Males: up to 3 feet tall, 4 feet long, 25 pounds; Females: about half the height and weight of males
Open, wooded areas, including fields, pastures, orchards, marshes and the edges of forests
Found throughout the Chesapeake Bay watershed. State programs to trap wild turkeys and transplant them to other areas have helped rebuild and expand the population.
Nuts, seeds, leaves, buds, insects, spiders and salamanders
Average less than 2 years; up to 13 years
Wild turkeys have iridescent brownish or blackish plumage. Male turkeys have a bare head and neck. The neck is bluish-gray and the head is red, blue or white depending on the season. The head and neck are covered in hair-like feathers. Males have a fleshy, wart-like appendage called a caruncle between the eyes and a pink or red lobe of skin called a wattle that hangs from the neck or chin.
The breast feathers are tipped in black, and males have a tuft of rough, black feathers called a beard on their chest. The beard grows throughout the turkey’s life at a rate of about four inches per year. Adult male beards can be eight to 12 inches in length. The tail is large and fan-shaped tail with a brown tip. Short, rounded wings with black and white bars. Long, powerful legs that vary in color from pink to gray.
Female turkeys have a duller overall color than males, with gray heads and breast feathers tipped in white, gray or brown. Females usually do not have beards.
Turkeys forage on the ground by scratching with feet to uncover food; they feed two to three hours after dawn and before dusk.
Humans are the largest predator of wild turkeys. Bobcats, raccoons, eagles and owls also prey upon adult turkeys. Many types of birds, snakes and mammals feed on turkey eggs.
Turkeys can fly very swiftly; some have been recorded flying at speeds up to 55 miles per hour.
Males make a loud gobbling sound during courtship. They are known to make at least 15 different types of calls, including yelps and clucks.
Reproduction and Life Cycle
Turkeys mate in early spring. Males perform an elaborate courtship ritual to attract females. The ritual includes gobbling loudly, fanning out their tail, strutting around the females, and dragging their wing tips on the ground. Males can change the color of their head during breeding season to attract a mate and show dominance over other males.
Wild turkeys often locate their nest at the base of a tree that offers overhanging cover. Females begin laying one egg per day in mid-April. They lay a total of approximately 12 eggs, which they incubate for about four weeks. Eggs usually hatch around the first week of June. Males do not help care for the young.
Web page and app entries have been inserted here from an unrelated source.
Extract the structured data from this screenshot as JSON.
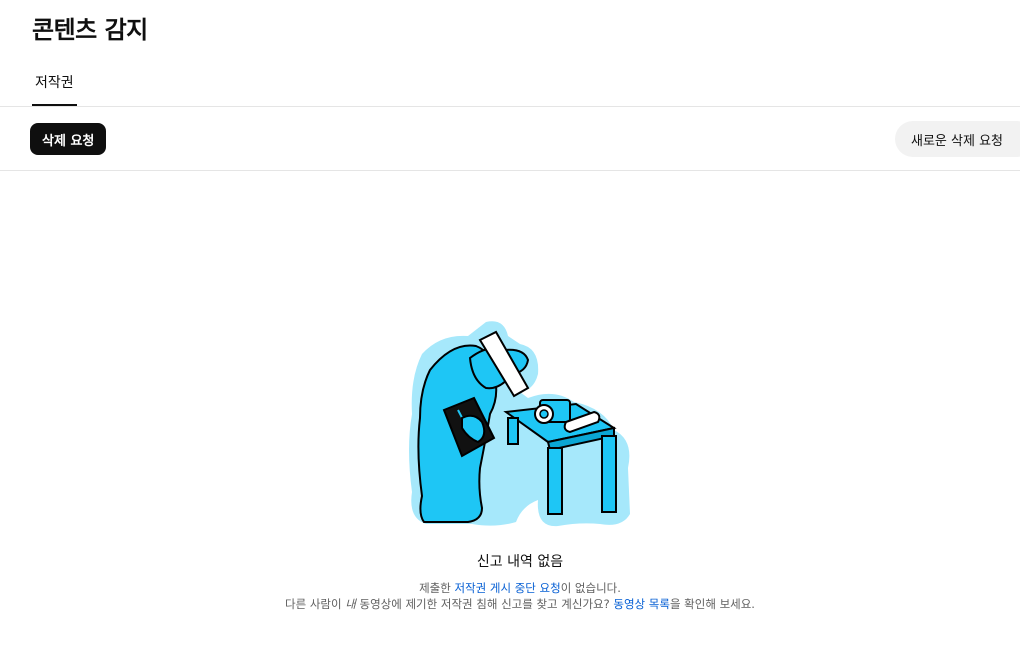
{
  "page": {
    "title": "콘텐츠 감지"
  },
  "tabs": [
    {
      "label": "저작권",
      "active": true
    }
  ],
  "toolbar": {
    "filter_chip_label": "삭제 요청",
    "new_request_button_label": "새로운 삭제 요청"
  },
  "empty_state": {
    "illustration_icon": "person-inspecting-camera-illustration",
    "title": "신고 내역 없음",
    "line1_prefix": "제출한 ",
    "line1_link": "저작권 게시 중단 요청",
    "line1_suffix": "이 없습니다.",
    "line2_prefix": "다른 사람이 ",
    "line2_emphasis": "내",
    "line2_middle": " 동영상에 제기한 저작권 침해 신고를 찾고 계신가요? ",
    "line2_link": "동영상 목록",
    "line2_suffix": "을 확인해 보세요."
  },
  "colors": {
    "accent_link": "#065fd4",
    "chip_active_bg": "#0f0f0f",
    "illustration_blue": "#1ec6f5",
    "illustration_halo": "#a6e8fb"
  }
}
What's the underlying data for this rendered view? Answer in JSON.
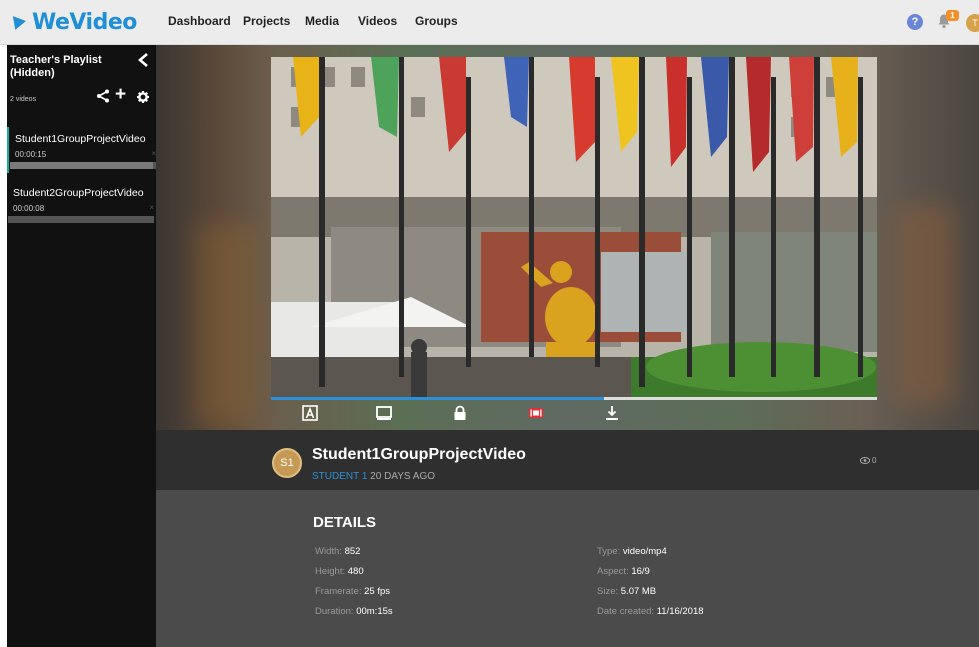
{
  "app": {
    "logo_text": "WeVideo",
    "nav": [
      "Dashboard",
      "Projects",
      "Media",
      "Videos",
      "Groups"
    ],
    "notification_count": "1",
    "user_initial": "T"
  },
  "playlist": {
    "title": "Teacher's Playlist (Hidden)",
    "count": "2 videos",
    "items": [
      {
        "name": "Student1GroupProjectVideo",
        "duration": "00:00:15",
        "remove": "×",
        "progress": 0.98
      },
      {
        "name": "Student2GroupProjectVideo",
        "duration": "00:00:08",
        "remove": "×",
        "progress": 0
      }
    ]
  },
  "player": {
    "progress": 0.55,
    "controls": [
      "annotate-icon",
      "screen-icon",
      "lock-icon",
      "captions-icon",
      "download-icon"
    ]
  },
  "video": {
    "title": "Student1GroupProjectVideo",
    "author": "STUDENT 1",
    "age": "20 DAYS AGO",
    "author_initials": "S1",
    "views": "0"
  },
  "details": {
    "title": "DETAILS",
    "left": [
      {
        "label": "Width:",
        "value": "852"
      },
      {
        "label": "Height:",
        "value": "480"
      },
      {
        "label": "Framerate:",
        "value": "25 fps"
      },
      {
        "label": "Duration:",
        "value": "00m:15s"
      }
    ],
    "right": [
      {
        "label": "Type:",
        "value": "video/mp4"
      },
      {
        "label": "Aspect:",
        "value": "16/9"
      },
      {
        "label": "Size:",
        "value": "5.07 MB"
      },
      {
        "label": "Date created:",
        "value": "11/16/2018"
      }
    ]
  },
  "colors": {
    "accent": "#2c8fd8",
    "brand": "#1f8fd6",
    "badge": "#f2902b",
    "active_marker": "#15b0a0"
  }
}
Young chicks follow their mother out of the nest within one day of hatching. They quickly learn to feed themselves, and can fly by the time they are eight days old. Young males stay with the female through autumn, and young females stay until the following spring.
Wild turkeys may form bands of 30 or more birds, with groups sometimes becoming even larger in winter. On average, wild turkeys only live less than two years. However, some have been known to live as long as 13 years.
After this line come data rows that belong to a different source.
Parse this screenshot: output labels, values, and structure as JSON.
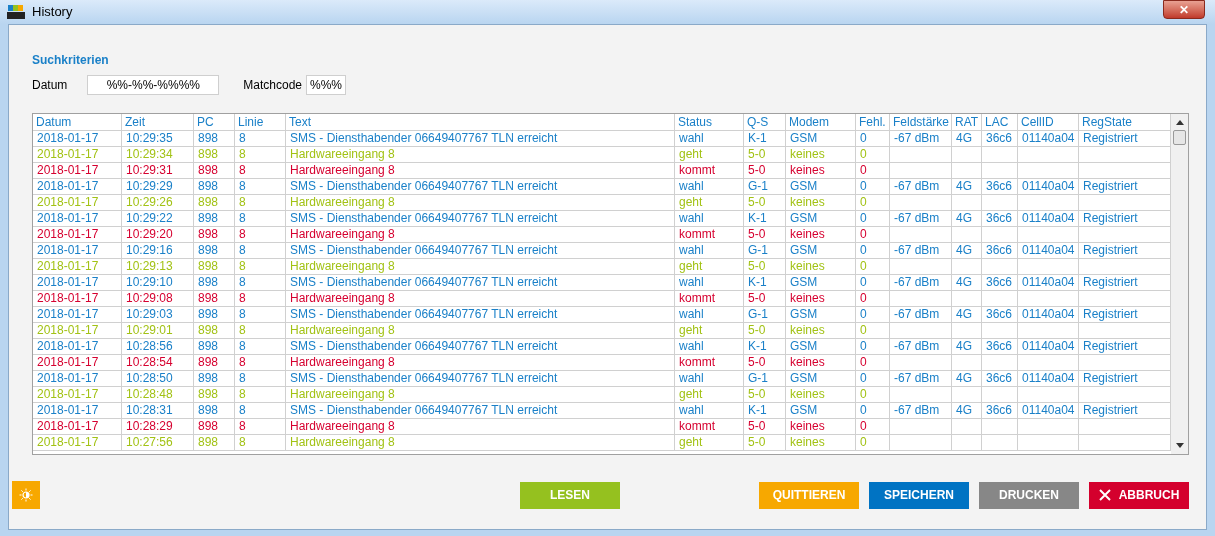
{
  "window": {
    "title": "History",
    "close": "✕"
  },
  "search": {
    "heading": "Suchkriterien",
    "fields": [
      {
        "label": "Datum",
        "value": "%%-%%-%%%%"
      },
      {
        "label": "Matchcode",
        "value": "%%%"
      }
    ]
  },
  "table": {
    "columns": [
      "Datum",
      "Zeit",
      "PC",
      "Linie",
      "Text",
      "Status",
      "Q-S",
      "Modem",
      "Fehl.",
      "Feldstärke",
      "RAT",
      "LAC",
      "CellID",
      "RegState"
    ],
    "rows": [
      {
        "color": "#1a80c8",
        "cells": [
          "2018-01-17",
          "10:29:35",
          "898",
          "8",
          "SMS - Diensthabender 06649407767 TLN erreicht",
          "wahl",
          "K-1",
          "GSM",
          "0",
          "-67 dBm",
          "4G",
          "36c6",
          "01140a04",
          "Registriert"
        ]
      },
      {
        "color": "#a2c214",
        "cells": [
          "2018-01-17",
          "10:29:34",
          "898",
          "8",
          "Hardwareeingang 8",
          "geht",
          "5-0",
          "keines",
          "0"
        ]
      },
      {
        "color": "#d6002f",
        "cells": [
          "2018-01-17",
          "10:29:31",
          "898",
          "8",
          "Hardwareeingang 8",
          "kommt",
          "5-0",
          "keines",
          "0"
        ]
      },
      {
        "color": "#1a80c8",
        "cells": [
          "2018-01-17",
          "10:29:29",
          "898",
          "8",
          "SMS - Diensthabender 06649407767 TLN erreicht",
          "wahl",
          "G-1",
          "GSM",
          "0",
          "-67 dBm",
          "4G",
          "36c6",
          "01140a04",
          "Registriert"
        ]
      },
      {
        "color": "#a2c214",
        "cells": [
          "2018-01-17",
          "10:29:26",
          "898",
          "8",
          "Hardwareeingang 8",
          "geht",
          "5-0",
          "keines",
          "0"
        ]
      },
      {
        "color": "#1a80c8",
        "cells": [
          "2018-01-17",
          "10:29:22",
          "898",
          "8",
          "SMS - Diensthabender 06649407767 TLN erreicht",
          "wahl",
          "K-1",
          "GSM",
          "0",
          "-67 dBm",
          "4G",
          "36c6",
          "01140a04",
          "Registriert"
        ]
      },
      {
        "color": "#d6002f",
        "cells": [
          "2018-01-17",
          "10:29:20",
          "898",
          "8",
          "Hardwareeingang 8",
          "kommt",
          "5-0",
          "keines",
          "0"
        ]
      },
      {
        "color": "#1a80c8",
        "cells": [
          "2018-01-17",
          "10:29:16",
          "898",
          "8",
          "SMS - Diensthabender 06649407767 TLN erreicht",
          "wahl",
          "G-1",
          "GSM",
          "0",
          "-67 dBm",
          "4G",
          "36c6",
          "01140a04",
          "Registriert"
        ]
      },
      {
        "color": "#a2c214",
        "cells": [
          "2018-01-17",
          "10:29:13",
          "898",
          "8",
          "Hardwareeingang 8",
          "geht",
          "5-0",
          "keines",
          "0"
        ]
      },
      {
        "color": "#1a80c8",
        "cells": [
          "2018-01-17",
          "10:29:10",
          "898",
          "8",
          "SMS - Diensthabender 06649407767 TLN erreicht",
          "wahl",
          "K-1",
          "GSM",
          "0",
          "-67 dBm",
          "4G",
          "36c6",
          "01140a04",
          "Registriert"
        ]
      },
      {
        "color": "#d6002f",
        "cells": [
          "2018-01-17",
          "10:29:08",
          "898",
          "8",
          "Hardwareeingang 8",
          "kommt",
          "5-0",
          "keines",
          "0"
        ]
      },
      {
        "color": "#1a80c8",
        "cells": [
          "2018-01-17",
          "10:29:03",
          "898",
          "8",
          "SMS - Diensthabender 06649407767 TLN erreicht",
          "wahl",
          "G-1",
          "GSM",
          "0",
          "-67 dBm",
          "4G",
          "36c6",
          "01140a04",
          "Registriert"
        ]
      },
      {
        "color": "#a2c214",
        "cells": [
          "2018-01-17",
          "10:29:01",
          "898",
          "8",
          "Hardwareeingang 8",
          "geht",
          "5-0",
          "keines",
          "0"
        ]
      },
      {
        "color": "#1a80c8",
        "cells": [
          "2018-01-17",
          "10:28:56",
          "898",
          "8",
          "SMS - Diensthabender 06649407767 TLN erreicht",
          "wahl",
          "K-1",
          "GSM",
          "0",
          "-67 dBm",
          "4G",
          "36c6",
          "01140a04",
          "Registriert"
        ]
      },
      {
        "color": "#d6002f",
        "cells": [
          "2018-01-17",
          "10:28:54",
          "898",
          "8",
          "Hardwareeingang 8",
          "kommt",
          "5-0",
          "keines",
          "0"
        ]
      },
      {
        "color": "#1a80c8",
        "cells": [
          "2018-01-17",
          "10:28:50",
          "898",
          "8",
          "SMS - Diensthabender 06649407767 TLN erreicht",
          "wahl",
          "G-1",
          "GSM",
          "0",
          "-67 dBm",
          "4G",
          "36c6",
          "01140a04",
          "Registriert"
        ]
      },
      {
        "color": "#a2c214",
        "cells": [
          "2018-01-17",
          "10:28:48",
          "898",
          "8",
          "Hardwareeingang 8",
          "geht",
          "5-0",
          "keines",
          "0"
        ]
      },
      {
        "color": "#1a80c8",
        "cells": [
          "2018-01-17",
          "10:28:31",
          "898",
          "8",
          "SMS - Diensthabender 06649407767 TLN erreicht",
          "wahl",
          "K-1",
          "GSM",
          "0",
          "-67 dBm",
          "4G",
          "36c6",
          "01140a04",
          "Registriert"
        ]
      },
      {
        "color": "#d6002f",
        "cells": [
          "2018-01-17",
          "10:28:29",
          "898",
          "8",
          "Hardwareeingang 8",
          "kommt",
          "5-0",
          "keines",
          "0"
        ]
      },
      {
        "color": "#a2c214",
        "cells": [
          "2018-01-17",
          "10:27:56",
          "898",
          "8",
          "Hardwareeingang 8",
          "geht",
          "5-0",
          "keines",
          "0"
        ]
      }
    ]
  },
  "buttons": [
    {
      "kind": "icon"
    },
    {
      "kind": "read",
      "label": "LESEN"
    },
    {
      "kind": "ack",
      "label": "QUITTIEREN"
    },
    {
      "kind": "save",
      "label": "SPEICHERN"
    },
    {
      "kind": "print",
      "label": "DRUCKEN"
    },
    {
      "kind": "cancel",
      "label": "ABBRUCH"
    }
  ]
}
Did You Know?
- Male turkeys are called “toms” or “gobblers” and female turkeys are called “hens.” Juvenile males are called “jakes.”
- Wild turkeys are very similar to domesticated turkeys, except wild turkeys are smaller, slimmer and have a longer neck and body.
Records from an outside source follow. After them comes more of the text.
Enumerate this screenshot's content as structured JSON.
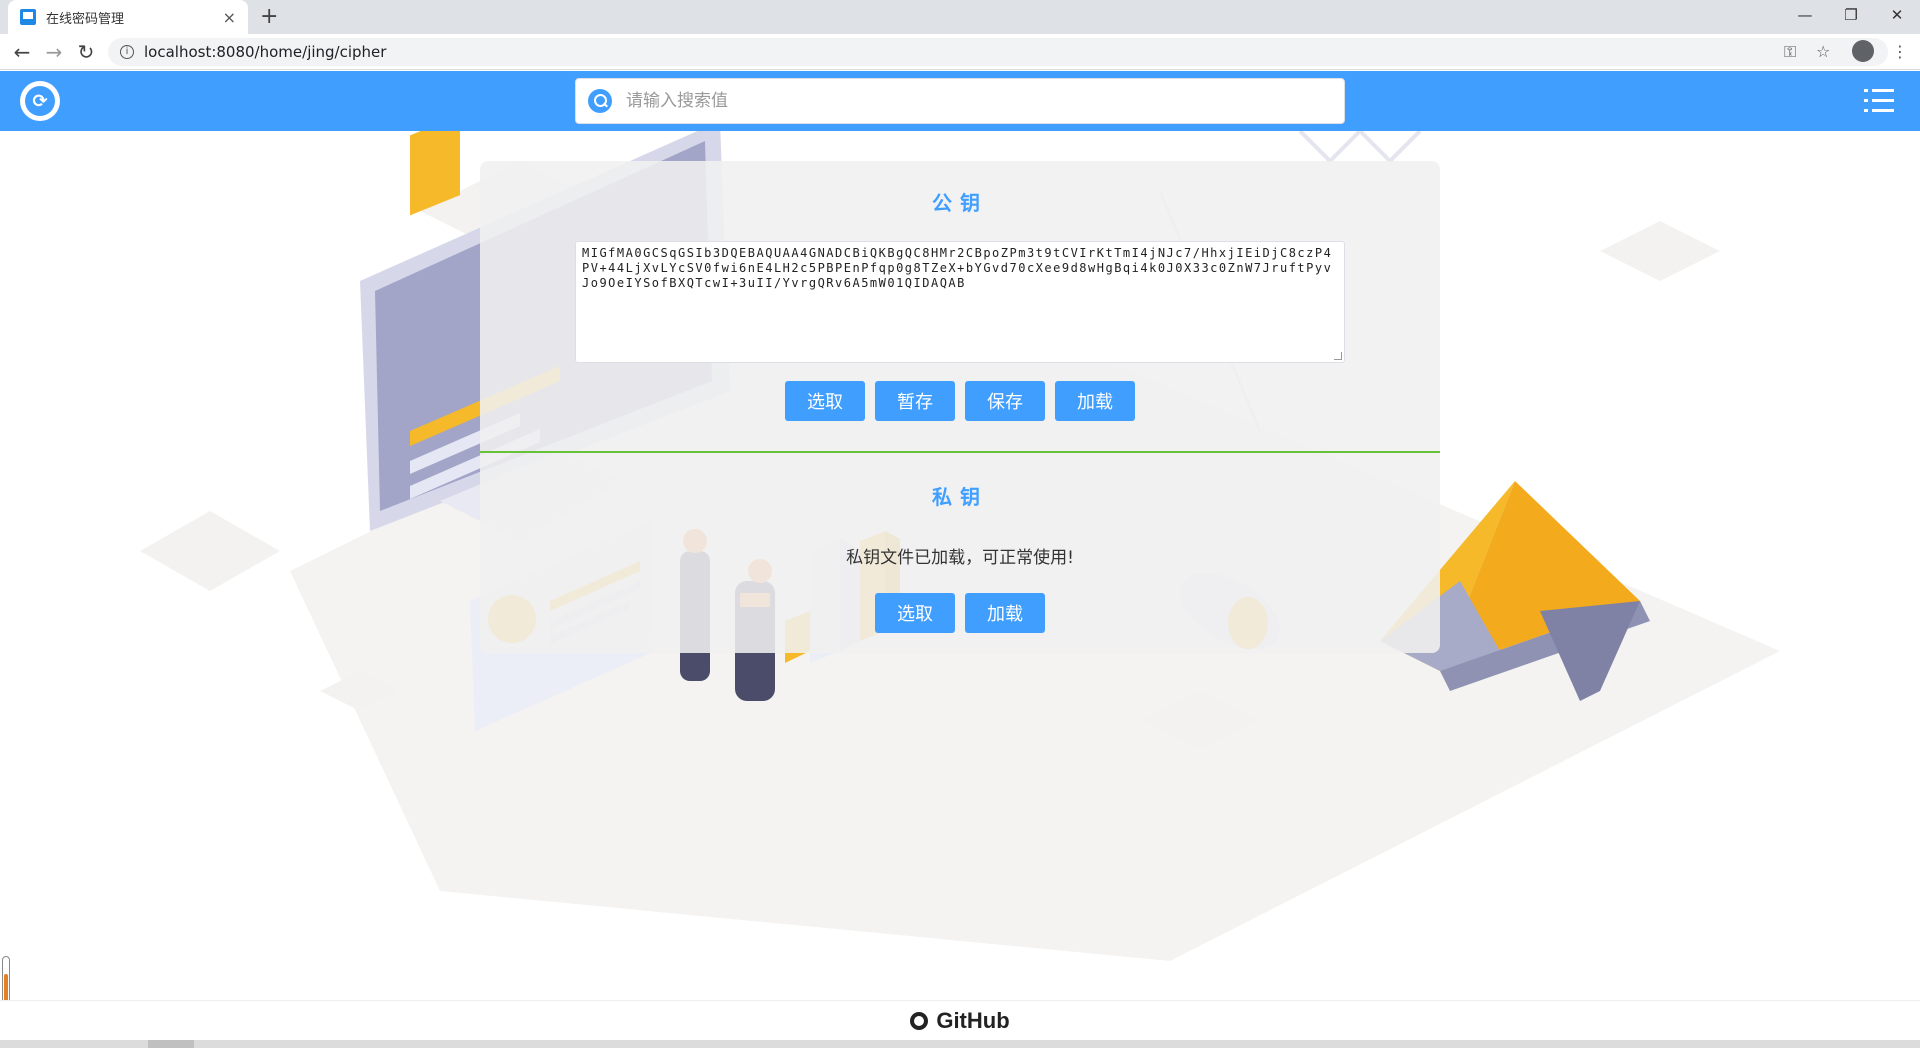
{
  "browser": {
    "tab_title": "在线密码管理",
    "tab_close": "×",
    "new_tab": "+",
    "url": "localhost:8080/home/jing/cipher",
    "back": "←",
    "forward": "→",
    "reload": "↻",
    "minimize": "—",
    "restore": "❐",
    "close": "✕"
  },
  "header": {
    "search_placeholder": "请输入搜索值"
  },
  "public_key": {
    "title": "公钥",
    "value": "MIGfMA0GCSqGSIb3DQEBAQUAA4GNADCBiQKBgQC8HMr2CBpoZPm3t9tCVIrKtTmI4jNJc7/HhxjIEiDjC8czP4PV+44LjXvLYcSV0fwi6nE4LH2c5PBPEnPfqp0g8TZeX+bYGvd70cXee9d8wHgBqi4k0J0X33c0ZnW7JruftPyvJo9OeIYSofBXQTcwI+3uII/YvrgQRv6A5mW01QIDAQAB",
    "buttons": [
      "选取",
      "暂存",
      "保存",
      "加载"
    ]
  },
  "private_key": {
    "title": "私钥",
    "status": "私钥文件已加载，可正常使用!",
    "buttons": [
      "选取",
      "加载"
    ]
  },
  "footer": {
    "github_label": "GitHub"
  },
  "colors": {
    "primary": "#409eff",
    "divider": "#67c23a"
  }
}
- Approximately five percent of female turkeys have beards.
- Spurs on the back of males’ legs grow throughout the turkey’s life. Scientists and hunters use spurs to estimate a turkey’s age.
- Wild turkeys have excellent eyesight and hearing, and can run very quickly.
Sources and Additional Information
- Animal Diversity Web: Meleagris gallopavo – University of Michigan Museum of Zoology
- All About Birds: Wild Turkey – The Cornell Lab of Ornithology
- NatureWorks: Wild Turkey – New Hampshire Public Television
- Meleagris gallopavo – U.S. Forest Service
- Wild Turkey Facts – Virginia Department of Game & Inland Fisheries